While most Americans will be remembering the late, great Andy Griffith from his lengthy stints on two hugely popular CBS TV shows The Andy Griffith Show and Matlock, (both in perpetual reruns somewhere around the country) I’ll always be more fond of his much more compelling movie debut, A Face In The Crowd.
In this classic 1957 Elia Kazan film (which was Griffith’s big-screen debut), his character of Larry “Lonesome” Rhodes explodes onto the scene in a still amazing performance that makes the movie even more enthralling to watch today. What makes the film so important is how precisely it nails Rhodes’ rise from vagrant jailbird to media superstar with his own national TV show (with help from a small town news reporter played by the great Patricia Neal) and later, his fall from fame’s grace are so compelling that for me, nearly all of Griffith’s later TV work pales in comparison.

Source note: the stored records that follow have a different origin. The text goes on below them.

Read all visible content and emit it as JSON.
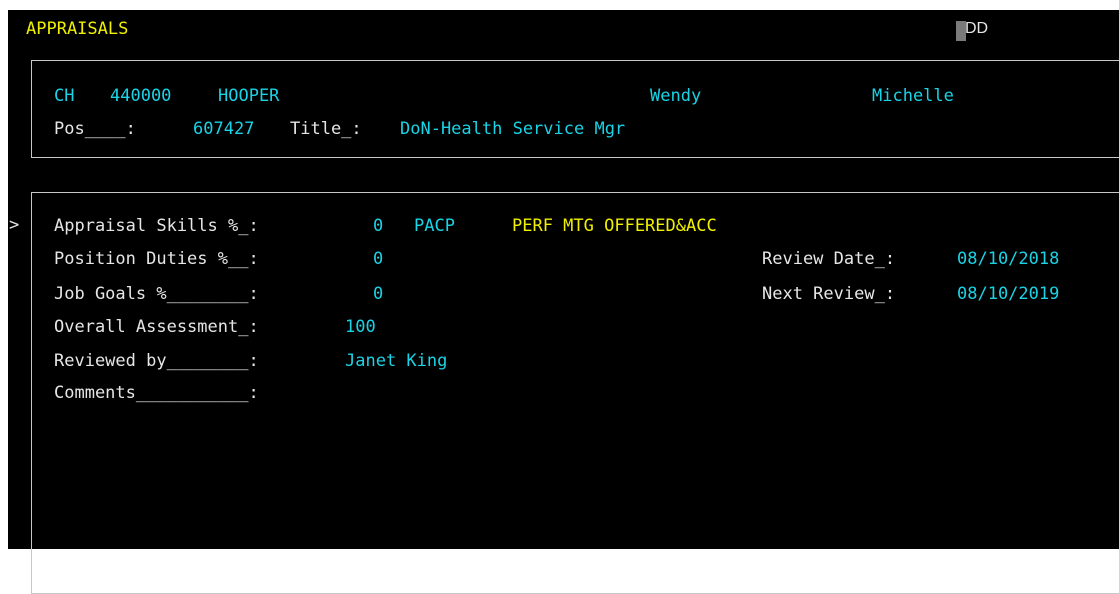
{
  "screen": {
    "title": "APPRAISALS",
    "mode": "ADD",
    "mode_visible": "DD"
  },
  "employee": {
    "code": "CH",
    "number": "440000",
    "last_name": "HOOPER",
    "first_name": "Wendy",
    "middle_name": "Michelle",
    "pos_label": "Pos____:",
    "pos_value": "607427",
    "title_label": "Title_:",
    "title_value": "DoN-Health Service Mgr"
  },
  "appraisal": {
    "row_marker": ">",
    "skills_label": "Appraisal Skills %_:",
    "skills_value": "0",
    "skills_code": "PACP",
    "skills_desc": "PERF MTG OFFERED&ACC",
    "duties_label": "Position Duties %__:",
    "duties_value": "0",
    "goals_label": "Job Goals %________:",
    "goals_value": "0",
    "overall_label": "Overall Assessment_:",
    "overall_value": "100",
    "reviewed_label": "Reviewed by________:",
    "reviewed_value": "Janet King",
    "comments_label": "Comments___________:",
    "comments_value": "",
    "review_date_label": "Review Date_:",
    "review_date_value": "08/10/2018",
    "next_review_label": "Next Review_:",
    "next_review_value": "08/10/2019"
  }
}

If you’ve never seen this great film before and only know Andy as that soft-spoken Mayberry sheriff or that down-home Georgia weekly legal case winning genius, absolutely check it out and prepare to be mesmerized. You should also be prepared to make some direct comparisons to today’s cable news craziness and certain egomaniac personalities that have risen and fallen over the years. Kazan also uses some striking imagery in a brilliant montage that blends advertising slogans, a catchy jingle animation and Rhodes’ wild laugh to portray the character’s rise in the ratings as his down-home witticisms catch on across the country. As Rhodes’ ego and lust for power, women and money overtake whatever humanity he has left, it’s up to Neal and Walter Matthau (playing one of the show’s writers) to figure out a way to stop him from fooling more than the general public.
The film pops up on TCM quite a few times a year and I believe the cable channel will be showing it along with other Andy Griffith films as part of a tribute to the man in a week or so. If you get TCM on your cable box, absolutely make the time to see this one. If you don’t get TCM, absolutely rent it and prepare to be surprised at a stellar performance from a man more known for entirely different types of more likable country characters. Even better, watch it with another great film about media gone mad, 1976’s spectacular Network and you’ll see how both films do a rather unsettling job at predicting the current state of mass media and its insane ratings-happy ways.
As for my other favorite Griffith work? Well, a bunch of episodes of The Andy Griffith Show, of course… but I really wish SOMEONE would get all the episodes of the obscure 1979 ABC TV sci-fi series Salvage 1 onto a Blu-Ray disc, as it was a pretty cool concept and I was hooked in from the pilot episode. Oh well, one thing at a time for the nostalgic guy, I guess…